(‘The 70,000’) is the finest of Janácek’s pre-war compositions for Ferdinand Vach and the Moravian Teachers’ Male Chorus. This 1909 adaptation of the poem by Petr Bezruc recalls another time of despair in the face of a ruthless enemy; ‘Seventy thousand are there of us before Tešín … only seventy thousand of us remaining, are we allowed to live? … A crowd, we look on vacantly just as one calf watches the slaughter of another …’ The lines, from Bezruc’s Silesian Songs
, undoubtedly assumed deeply personal patriotic import for the composer. To educated patriots these poems were a rallying call to arms against the German and Polish oppressors, and the social and nationalistic impact of these writings would be difficult to minimize. Indeed, the trilogy of Bezruc settings composed in between 1906 and 1909 (the other two are Kantor Halfar
and Marycka Magdónova

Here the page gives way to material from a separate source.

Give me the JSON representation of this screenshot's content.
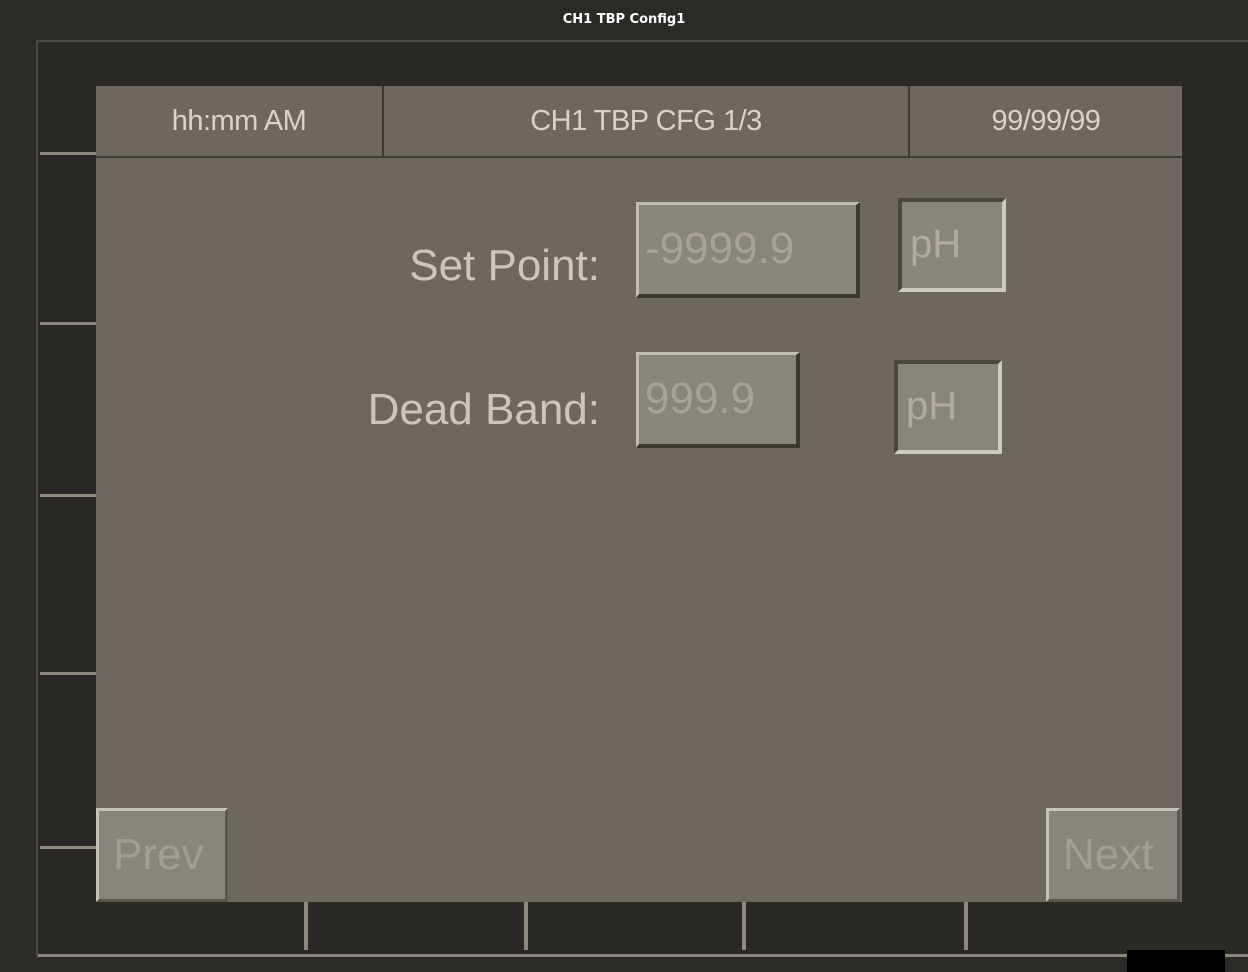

) mark the culmination of Janácek’s attainments in a genre which he had first exploited in his choruses for the Svatopluk vocal ensemble.
from notes by Michael Jameson © 1997